● **TASK REQUIREMENTS**
Could you restate every line of the data word for word?

DATA TO EXAMINE Start Marker

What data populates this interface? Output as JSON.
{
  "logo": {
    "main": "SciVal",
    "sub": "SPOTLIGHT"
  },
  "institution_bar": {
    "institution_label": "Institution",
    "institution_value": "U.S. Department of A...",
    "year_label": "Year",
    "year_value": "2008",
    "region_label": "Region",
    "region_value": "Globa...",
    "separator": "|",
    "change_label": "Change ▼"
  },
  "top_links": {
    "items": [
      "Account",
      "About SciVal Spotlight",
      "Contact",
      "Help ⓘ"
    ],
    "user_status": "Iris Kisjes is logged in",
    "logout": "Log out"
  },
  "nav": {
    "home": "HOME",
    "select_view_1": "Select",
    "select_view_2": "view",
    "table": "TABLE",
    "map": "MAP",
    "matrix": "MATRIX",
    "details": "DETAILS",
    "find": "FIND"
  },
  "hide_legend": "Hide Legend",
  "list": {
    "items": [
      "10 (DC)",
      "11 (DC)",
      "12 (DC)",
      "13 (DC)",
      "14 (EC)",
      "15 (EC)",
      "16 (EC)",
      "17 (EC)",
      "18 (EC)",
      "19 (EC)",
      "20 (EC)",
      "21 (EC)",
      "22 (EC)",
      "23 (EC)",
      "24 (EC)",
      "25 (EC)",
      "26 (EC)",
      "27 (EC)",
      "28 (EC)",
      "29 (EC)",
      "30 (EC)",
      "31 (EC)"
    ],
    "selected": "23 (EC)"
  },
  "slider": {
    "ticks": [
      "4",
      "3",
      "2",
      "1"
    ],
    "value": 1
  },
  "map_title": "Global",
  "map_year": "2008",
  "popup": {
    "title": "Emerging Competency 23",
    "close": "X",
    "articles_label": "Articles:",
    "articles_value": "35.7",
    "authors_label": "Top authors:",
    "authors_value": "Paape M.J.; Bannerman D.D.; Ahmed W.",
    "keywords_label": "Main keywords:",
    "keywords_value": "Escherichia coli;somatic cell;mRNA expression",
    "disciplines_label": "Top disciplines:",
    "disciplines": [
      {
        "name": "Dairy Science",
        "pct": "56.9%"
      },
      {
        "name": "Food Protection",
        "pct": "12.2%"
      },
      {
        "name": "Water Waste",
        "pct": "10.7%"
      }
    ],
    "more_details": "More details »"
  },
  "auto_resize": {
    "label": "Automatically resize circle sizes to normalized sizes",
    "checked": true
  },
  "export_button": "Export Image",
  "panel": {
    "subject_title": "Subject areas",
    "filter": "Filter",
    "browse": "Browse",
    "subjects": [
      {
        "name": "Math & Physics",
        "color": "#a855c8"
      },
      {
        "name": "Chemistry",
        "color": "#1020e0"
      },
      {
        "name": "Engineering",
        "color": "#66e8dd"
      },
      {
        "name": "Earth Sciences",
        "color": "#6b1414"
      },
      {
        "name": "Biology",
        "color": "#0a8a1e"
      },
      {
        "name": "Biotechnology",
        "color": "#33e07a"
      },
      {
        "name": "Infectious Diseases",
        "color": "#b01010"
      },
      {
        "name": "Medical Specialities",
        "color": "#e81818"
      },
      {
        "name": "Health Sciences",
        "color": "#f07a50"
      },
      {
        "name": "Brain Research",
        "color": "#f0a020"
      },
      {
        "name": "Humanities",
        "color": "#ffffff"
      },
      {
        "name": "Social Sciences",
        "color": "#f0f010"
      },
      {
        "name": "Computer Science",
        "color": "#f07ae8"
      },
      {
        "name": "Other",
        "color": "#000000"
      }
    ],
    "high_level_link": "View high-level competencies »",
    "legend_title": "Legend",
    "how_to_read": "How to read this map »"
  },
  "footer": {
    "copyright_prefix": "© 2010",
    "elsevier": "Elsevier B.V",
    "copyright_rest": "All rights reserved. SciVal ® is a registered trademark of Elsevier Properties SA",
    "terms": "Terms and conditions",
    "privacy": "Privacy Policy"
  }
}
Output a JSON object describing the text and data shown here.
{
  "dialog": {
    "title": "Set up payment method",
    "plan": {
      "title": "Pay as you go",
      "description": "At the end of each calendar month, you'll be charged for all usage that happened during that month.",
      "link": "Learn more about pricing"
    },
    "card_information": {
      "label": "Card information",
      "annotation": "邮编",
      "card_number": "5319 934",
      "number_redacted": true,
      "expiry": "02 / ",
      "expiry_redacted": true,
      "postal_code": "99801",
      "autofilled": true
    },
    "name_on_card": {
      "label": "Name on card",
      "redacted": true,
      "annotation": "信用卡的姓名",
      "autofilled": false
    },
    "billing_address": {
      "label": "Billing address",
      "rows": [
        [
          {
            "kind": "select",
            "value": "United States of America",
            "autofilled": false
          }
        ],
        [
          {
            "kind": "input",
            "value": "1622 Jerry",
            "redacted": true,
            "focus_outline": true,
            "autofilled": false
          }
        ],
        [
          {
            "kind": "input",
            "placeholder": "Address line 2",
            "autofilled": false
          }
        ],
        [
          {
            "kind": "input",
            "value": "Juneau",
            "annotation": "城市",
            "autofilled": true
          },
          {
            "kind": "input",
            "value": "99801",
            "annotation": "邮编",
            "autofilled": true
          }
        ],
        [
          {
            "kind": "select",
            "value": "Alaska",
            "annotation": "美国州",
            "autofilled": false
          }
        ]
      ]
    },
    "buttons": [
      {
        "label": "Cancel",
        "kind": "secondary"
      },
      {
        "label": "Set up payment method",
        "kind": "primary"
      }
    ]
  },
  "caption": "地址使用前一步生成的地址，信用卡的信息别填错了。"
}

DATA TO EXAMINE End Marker

● **TASK RESPONSE**
What data populates this interface? Output as JSON.
{
  "logo": {
    "main": "SciVal",
    "sub": "SPOTLIGHT"
  },
  "institution_bar": {
    "institution_label": "Institution",
    "institution_value": "U.S. Department of A...",
    "year_label": "Year",
    "year_value": "2008",
    "region_label": "Region",
    "region_value": "Globa...",
    "separator": "|",
    "change_label": "Change ▼"
  },
  "top_links": {
    "items": [
      "Account",
      "About SciVal Spotlight",
      "Contact",
      "Help ⓘ"
    ],
    "user_status": "Iris Kisjes is logged in",
    "logout": "Log out"
  },
  "nav": {
    "home": "HOME",
    "select_view_1": "Select",
    "select_view_2": "view",
    "table": "TABLE",
    "map": "MAP",
    "matrix": "MATRIX",
    "details": "DETAILS",
    "find": "FIND"
  },
  "hide_legend": "Hide Legend",
  "list": {
    "items": [
      "10 (DC)",
      "11 (DC)",
      "12 (DC)",
      "13 (DC)",
      "14 (EC)",
      "15 (EC)",
      "16 (EC)",
      "17 (EC)",
      "18 (EC)",
      "19 (EC)",
      "20 (EC)",
      "21 (EC)",
      "22 (EC)",
      "23 (EC)",
      "24 (EC)",
      "25 (EC)",
      "26 (EC)",
      "27 (EC)",
      "28 (EC)",
      "29 (EC)",
      "30 (EC)",
      "31 (EC)"
    ],
    "selected": "23 (EC)"
  },
  "slider": {
    "ticks": [
      "4",
      "3",
      "2",
      "1"
    ],
    "value": 1
  },
  "map_title": "Global",
  "map_year": "2008",
  "popup": {
    "title": "Emerging Competency 23",
    "close": "X",
    "articles_label": "Articles:",
    "articles_value": "35.7",
    "authors_label": "Top authors:",
    "authors_value": "Paape M.J.; Bannerman D.D.; Ahmed W.",
    "keywords_label": "Main keywords:",
    "keywords_value": "Escherichia coli;somatic cell;mRNA expression",
    "disciplines_label": "Top disciplines:",
    "disciplines": [
      {
        "name": "Dairy Science",
        "pct": "56.9%"
      },
      {
        "name": "Food Protection",
        "pct": "12.2%"
      },
      {
        "name": "Water Waste",
        "pct": "10.7%"
      }
    ],
    "more_details": "More details »"
  },
  "auto_resize": {
    "label": "Automatically resize circle sizes to normalized sizes",
    "checked": true
  },
  "export_button": "Export Image",
  "panel": {
    "subject_title": "Subject areas",
    "filter": "Filter",
    "browse": "Browse",
    "subjects": [
      {
        "name": "Math & Physics",
        "color": "#a855c8"
      },
      {
        "name": "Chemistry",
        "color": "#1020e0"
      },
      {
        "name": "Engineering",
        "color": "#66e8dd"
      },
      {
        "name": "Earth Sciences",
        "color": "#6b1414"
      },
      {
        "name": "Biology",
        "color": "#0a8a1e"
      },
      {
        "name": "Biotechnology",
        "color": "#33e07a"
      },
      {
        "name": "Infectious Diseases",
        "color": "#b01010"
      },
      {
        "name": "Medical Specialities",
        "color": "#e81818"
      },
      {
        "name": "Health Sciences",
        "color": "#f07a50"
      },
      {
        "name": "Brain Research",
        "color": "#f0a020"
      },
      {
        "name": "Humanities",
        "color": "#ffffff"
      },
      {
        "name": "Social Sciences",
        "color": "#f0f010"
      },
      {
        "name": "Computer Science",
        "color": "#f07ae8"
      },
      {
        "name": "Other",
        "color": "#000000"
      }
    ],
    "high_level_link": "View high-level competencies »",
    "legend_title": "Legend",
    "how_to_read": "How to read this map »"
  },
  "footer": {
    "copyright_prefix": "© 2010",
    "elsevier": "Elsevier B.V",
    "copyright_rest": "All rights reserved. SciVal ® is a registered trademark of Elsevier Properties SA",
    "terms": "Terms and conditions",
    "privacy": "Privacy Policy"
  }
}
Output a JSON object describing the text and data shown here.
{
  "dialog": {
    "title": "Set up payment method",
    "plan": {
      "title": "Pay as you go",
      "description": "At the end of each calendar month, you'll be charged for all usage that happened during that month.",
      "link": "Learn more about pricing"
    },
    "card_information": {
      "label": "Card information",
      "annotation": "邮编",
      "card_number": "5319 934",
      "number_redacted": true,
      "expiry": "02 / ",
      "expiry_redacted": true,
      "postal_code": "99801",
      "autofilled": true
    },
    "name_on_card": {
      "label": "Name on card",
      "redacted": true,
      "annotation": "信用卡的姓名",
      "autofilled": false
    },
    "billing_address": {
      "label": "Billing address",
      "rows": [
        [
          {
            "kind": "select",
            "value": "United States of America",
            "autofilled": false
          }
        ],
        [
          {
            "kind": "input",
            "value": "1622 Jerry",
            "redacted": true,
            "focus_outline": true,
            "autofilled": false
          }
        ],
        [
          {
            "kind": "input",
            "placeholder": "Address line 2",
            "autofilled": false
          }
        ],
        [
          {
            "kind": "input",
            "value": "Juneau",
            "annotation": "城市",
            "autofilled": true
          },
          {
            "kind": "input",
            "value": "99801",
            "annotation": "邮编",
            "autofilled": true
          }
        ],
        [
          {
            "kind": "select",
            "value": "Alaska",
            "annotation": "美国州",
            "autofilled": false
          }
        ]
      ]
    },
    "buttons": [
      {
        "label": "Cancel",
        "kind": "secondary"
      },
      {
        "label": "Set up payment method",
        "kind": "primary"
      }
    ]
  },
  "caption": "地址使用前一步生成的地址，信用卡的信息别填错了。"
}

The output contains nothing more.